Griffin works with area children through school system, mentoring program

Published 8:35 am Tuesday, January 30, 2024

Dr. Nicholas Griffin has become a staple in the Troup County community, working daily to give his students a chance at a better tomorrow.

Griffin has been a local since 2008 after transferring to LaGrange College to finish his bachelor’s degree in English. Since then, he has taken on several roles in the Troup County School System with his most recent being a transition facilitator for Troup County students.

Since taking on the role, Griffin has taken on the responsibility of preparing over 12,000 students within the school system for life beyond the classroom.

“My goal is reaching as many students as I can who are transitioning through tough times or just having a rough go at life,” Griffin said. “Students may be going through various life events ranging from the loss of a parent or dealing with the struggles of moving to another school.”

Outside of his regular duties as a transition facilitator, Griffin supports local students through a nonprofit mentorship program that he created in 2023 called ELVTD Youth and Mentoring, Inc. The program is led by Griffin and his wife, Kamenia Griffin, a Crossroads Treatment Centers counselor, and together, they teach the local youth how to navigate their emotions from an early age.

Though the program is predominantly focused on mentoring youth, the program also focuses on supporting parents by supplying them with the tools and skills they need to help their children succeed.

“Just modeling good behavior will help the parents and the students with mental health because children are always looking to their parents for leadership,” Griffin said. “Once the children see their parents take that step forward and try to have a better mental health balance, things really kind of calm down.”

Griffin said he encourages additional programs to be created, so students can have more opportunities to express their interests outside of school.

“I really feel that we should have more programs and have more opportunities for these kids outside of just school hours,” Griffin said. “We have so many programs, and they’re all helping the school system, and we’re all helping each other, but I think we honestly can never have enough. I think they’re so important because they really facilitate and support the school system.”

As a result of his dedication to the community, especially to the Troup County School System over the past few years, Griffin was honored at the LaGrange-Troup County Chamber of Commerce Chairman’s Gala with The Young Professional of the Year award.

“I really didn’t feel like I deserved that award because I just give back — I don’t see that as being award-worthy, you know, and I’m just doing what God led me to do,” Griffin said. “It doesn’t feel like work, it really feels like we’re changing our community and it feels great.”

Griffin credits his accomplishments to everyone in his life who has supported his journey including friends, family, and coworkers.

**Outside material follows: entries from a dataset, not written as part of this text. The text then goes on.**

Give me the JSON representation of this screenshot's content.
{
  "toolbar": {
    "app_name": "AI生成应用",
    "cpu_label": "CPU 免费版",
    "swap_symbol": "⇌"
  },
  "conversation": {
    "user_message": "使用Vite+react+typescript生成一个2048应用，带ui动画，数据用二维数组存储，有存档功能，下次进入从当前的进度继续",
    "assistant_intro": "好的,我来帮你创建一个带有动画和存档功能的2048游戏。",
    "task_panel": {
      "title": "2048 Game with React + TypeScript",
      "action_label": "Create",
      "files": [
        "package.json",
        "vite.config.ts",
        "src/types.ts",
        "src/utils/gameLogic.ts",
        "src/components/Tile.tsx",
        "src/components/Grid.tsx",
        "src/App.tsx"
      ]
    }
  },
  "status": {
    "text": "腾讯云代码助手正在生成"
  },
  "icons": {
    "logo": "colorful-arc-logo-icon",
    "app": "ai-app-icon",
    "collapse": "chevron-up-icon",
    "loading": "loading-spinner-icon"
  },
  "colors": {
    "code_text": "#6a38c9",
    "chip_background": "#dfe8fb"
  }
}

“I would like to say thank you to the people who have supported me through the years, who have mentored me, guided me, or even just listened to me cry on the phone about stuff that’s bothering me,” Griffin said. “Thank you because you didn’t have to.”